Still, there’s fun to be had in Knight and Day. The action sequences are inventively choreographed and satisfyingly over-the-top, the stylized action pulling double duty by providing the impressive, ooh-and-ah thrills of the summer popcorn adventure flick and a knowing, over-the-top spoof of those same thrills. Though we’re treated to slow pours of syrupy exposition, soon enough come the fire hoses full of loud, chaotic action. Black Suburbans flip; buildings explode. Black-clad soldiers and bespoke tailored goons, their automatic weapons set obligingly to “Miss”, pour in from all directions and dismantle the scenery. All the while June worries and Roy soothes. (I must say that I would like to have seen this story play out with two fresher actors. Clearly, Cruise and Diaz were the go-to names for this project, but it might have made an interesting turn for, say, Emily Blunt and John Krasinski. Give some new blood a chance.)

As shoot-‘em-ups go, Knight and Day spares no expense in popping off rounds for our enjoyment. Many dozens of bad guys get it but good over the course of the movie’s hour and forty-five minutes. There are a few traces of blood strewn about, a chest wound here, a spattering on a car window there. Not that Cruise’s character makes it through without a scratch; he does, in fact, get a scratch, a mere graze in all that fire, which we do see—harmless, but excuse enough to get him out of his shirt. (In the interest of equal rights, Diaz finds her way into a bikini as well.) In addition to crack gunshots, Roy breaks bones as part of his repertoire. A scowling assassin takes a knife to the heart; a bomb blows up in someone’s face (a cut-away spares us the details). In addition to the aforementioned car crashes, there’s a plane crash, and while no one who isn’t already dead suffers, in the last decade this has not become easier to watch.

A dozen or so s-words pepper the dialogue, along with one f-bomb. Diaz and Cruise share a couple of tame kisses, and under the influence of a potent truth serum, she confesses her lust for knight in shining armor. There is also the suggestion that each got a peek at the other naked.

While some ads for the film seem to play up the spy thriller angle, there’s no question this is a comedy with more than a passing resemblance to Grosse Pointe Blank. (The two films share many of the same producers.) Fans of the latter should get a roundhouse kick out of this guilty pleasure.


Too violent for your kids?
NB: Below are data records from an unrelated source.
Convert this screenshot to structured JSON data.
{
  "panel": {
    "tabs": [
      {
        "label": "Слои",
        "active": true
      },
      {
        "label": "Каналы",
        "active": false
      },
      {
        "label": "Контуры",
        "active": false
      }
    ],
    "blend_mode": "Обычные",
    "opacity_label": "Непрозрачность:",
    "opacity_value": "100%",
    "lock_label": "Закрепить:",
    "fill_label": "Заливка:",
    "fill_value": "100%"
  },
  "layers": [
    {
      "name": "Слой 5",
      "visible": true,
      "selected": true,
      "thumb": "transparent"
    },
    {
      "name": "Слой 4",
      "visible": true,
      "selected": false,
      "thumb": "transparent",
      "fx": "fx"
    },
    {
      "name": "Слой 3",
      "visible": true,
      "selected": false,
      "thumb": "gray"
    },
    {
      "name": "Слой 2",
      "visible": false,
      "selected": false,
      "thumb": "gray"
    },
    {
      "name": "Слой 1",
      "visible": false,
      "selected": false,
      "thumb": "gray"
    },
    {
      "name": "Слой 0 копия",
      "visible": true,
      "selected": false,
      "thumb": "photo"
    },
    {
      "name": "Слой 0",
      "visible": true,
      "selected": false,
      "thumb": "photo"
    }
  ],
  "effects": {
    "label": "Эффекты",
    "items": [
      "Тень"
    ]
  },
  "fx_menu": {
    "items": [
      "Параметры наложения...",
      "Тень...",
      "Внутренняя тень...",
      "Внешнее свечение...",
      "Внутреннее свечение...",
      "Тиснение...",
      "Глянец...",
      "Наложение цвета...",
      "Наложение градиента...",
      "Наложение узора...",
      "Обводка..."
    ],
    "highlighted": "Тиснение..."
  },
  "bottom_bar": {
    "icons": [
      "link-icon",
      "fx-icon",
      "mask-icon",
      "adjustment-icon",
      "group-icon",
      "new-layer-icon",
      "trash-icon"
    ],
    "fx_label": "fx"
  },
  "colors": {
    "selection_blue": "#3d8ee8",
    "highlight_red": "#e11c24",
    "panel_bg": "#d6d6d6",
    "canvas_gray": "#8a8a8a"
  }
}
Perhaps “Toy Story 3” would be better.

If you prefer Bradley Cooper to Tom Cruise (and, frankly, who doesn’t?) maybe you should check out “The A-Team.”